INPUT DATA: Begin
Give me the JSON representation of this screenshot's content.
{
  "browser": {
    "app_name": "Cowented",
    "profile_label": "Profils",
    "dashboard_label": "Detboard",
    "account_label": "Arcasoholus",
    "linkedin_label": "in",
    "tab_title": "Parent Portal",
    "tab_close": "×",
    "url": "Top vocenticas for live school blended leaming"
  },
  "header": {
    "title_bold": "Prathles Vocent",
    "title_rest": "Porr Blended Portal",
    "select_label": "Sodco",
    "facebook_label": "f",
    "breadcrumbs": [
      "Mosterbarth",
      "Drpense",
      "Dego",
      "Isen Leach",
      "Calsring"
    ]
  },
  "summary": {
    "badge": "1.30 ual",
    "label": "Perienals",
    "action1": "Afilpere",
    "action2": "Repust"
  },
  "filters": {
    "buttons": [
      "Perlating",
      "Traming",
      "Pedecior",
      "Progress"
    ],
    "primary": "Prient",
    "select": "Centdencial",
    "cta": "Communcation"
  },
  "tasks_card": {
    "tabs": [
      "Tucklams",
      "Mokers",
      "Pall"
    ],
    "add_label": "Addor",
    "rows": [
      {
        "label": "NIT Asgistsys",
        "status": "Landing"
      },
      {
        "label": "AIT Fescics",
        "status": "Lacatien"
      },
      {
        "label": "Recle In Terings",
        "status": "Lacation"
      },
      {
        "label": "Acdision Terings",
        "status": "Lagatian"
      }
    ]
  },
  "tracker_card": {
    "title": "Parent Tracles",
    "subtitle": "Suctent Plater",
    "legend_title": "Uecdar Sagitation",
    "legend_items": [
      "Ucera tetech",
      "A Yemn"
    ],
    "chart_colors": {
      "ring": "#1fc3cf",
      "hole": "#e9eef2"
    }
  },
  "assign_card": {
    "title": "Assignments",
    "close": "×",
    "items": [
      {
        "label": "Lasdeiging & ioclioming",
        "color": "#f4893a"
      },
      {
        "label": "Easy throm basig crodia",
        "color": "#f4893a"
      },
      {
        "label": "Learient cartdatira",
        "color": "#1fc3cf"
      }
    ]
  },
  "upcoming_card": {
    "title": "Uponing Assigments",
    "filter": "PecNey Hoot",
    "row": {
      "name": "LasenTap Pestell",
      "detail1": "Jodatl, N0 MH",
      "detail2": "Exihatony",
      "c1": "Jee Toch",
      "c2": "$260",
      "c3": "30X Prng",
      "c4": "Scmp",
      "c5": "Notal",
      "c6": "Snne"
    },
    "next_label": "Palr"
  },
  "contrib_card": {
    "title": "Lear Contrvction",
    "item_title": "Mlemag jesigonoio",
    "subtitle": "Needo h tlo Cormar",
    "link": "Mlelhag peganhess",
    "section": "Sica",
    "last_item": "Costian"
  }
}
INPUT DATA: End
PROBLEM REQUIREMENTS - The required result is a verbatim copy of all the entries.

TASK SOLUTION -
Give me the JSON representation of this screenshot's content.
{
  "browser": {
    "app_name": "Cowented",
    "profile_label": "Profils",
    "dashboard_label": "Detboard",
    "account_label": "Arcasoholus",
    "linkedin_label": "in",
    "tab_title": "Parent Portal",
    "tab_close": "×",
    "url": "Top vocenticas for live school blended leaming"
  },
  "header": {
    "title_bold": "Prathles Vocent",
    "title_rest": "Porr Blended Portal",
    "select_label": "Sodco",
    "facebook_label": "f",
    "breadcrumbs": [
      "Mosterbarth",
      "Drpense",
      "Dego",
      "Isen Leach",
      "Calsring"
    ]
  },
  "summary": {
    "badge": "1.30 ual",
    "label": "Perienals",
    "action1": "Afilpere",
    "action2": "Repust"
  },
  "filters": {
    "buttons": [
      "Perlating",
      "Traming",
      "Pedecior",
      "Progress"
    ],
    "primary": "Prient",
    "select": "Centdencial",
    "cta": "Communcation"
  },
  "tasks_card": {
    "tabs": [
      "Tucklams",
      "Mokers",
      "Pall"
    ],
    "add_label": "Addor",
    "rows": [
      {
        "label": "NIT Asgistsys",
        "status": "Landing"
      },
      {
        "label": "AIT Fescics",
        "status": "Lacatien"
      },
      {
        "label": "Recle In Terings",
        "status": "Lacation"
      },
      {
        "label": "Acdision Terings",
        "status": "Lagatian"
      }
    ]
  },
  "tracker_card": {
    "title": "Parent Tracles",
    "subtitle": "Suctent Plater",
    "legend_title": "Uecdar Sagitation",
    "legend_items": [
      "Ucera tetech",
      "A Yemn"
    ],
    "chart_colors": {
      "ring": "#1fc3cf",
      "hole": "#e9eef2"
    }
  },
  "assign_card": {
    "title": "Assignments",
    "close": "×",
    "items": [
      {
        "label": "Lasdeiging & ioclioming",
        "color": "#f4893a"
      },
      {
        "label": "Easy throm basig crodia",
        "color": "#f4893a"
      },
      {
        "label": "Learient cartdatira",
        "color": "#1fc3cf"
      }
    ]
  },
  "upcoming_card": {
    "title": "Uponing Assigments",
    "filter": "PecNey Hoot",
    "row": {
      "name": "LasenTap Pestell",
      "detail1": "Jodatl, N0 MH",
      "detail2": "Exihatony",
      "c1": "Jee Toch",
      "c2": "$260",
      "c3": "30X Prng",
      "c4": "Scmp",
      "c5": "Notal",
      "c6": "Snne"
    },
    "next_label": "Palr"
  },
  "contrib_card": {
    "title": "Lear Contrvction",
    "item_title": "Mlemag jesigonoio",
    "subtitle": "Needo h tlo Cormar",
    "link": "Mlelhag peganhess",
    "section": "Sica",
    "last_item": "Costian"
  }
}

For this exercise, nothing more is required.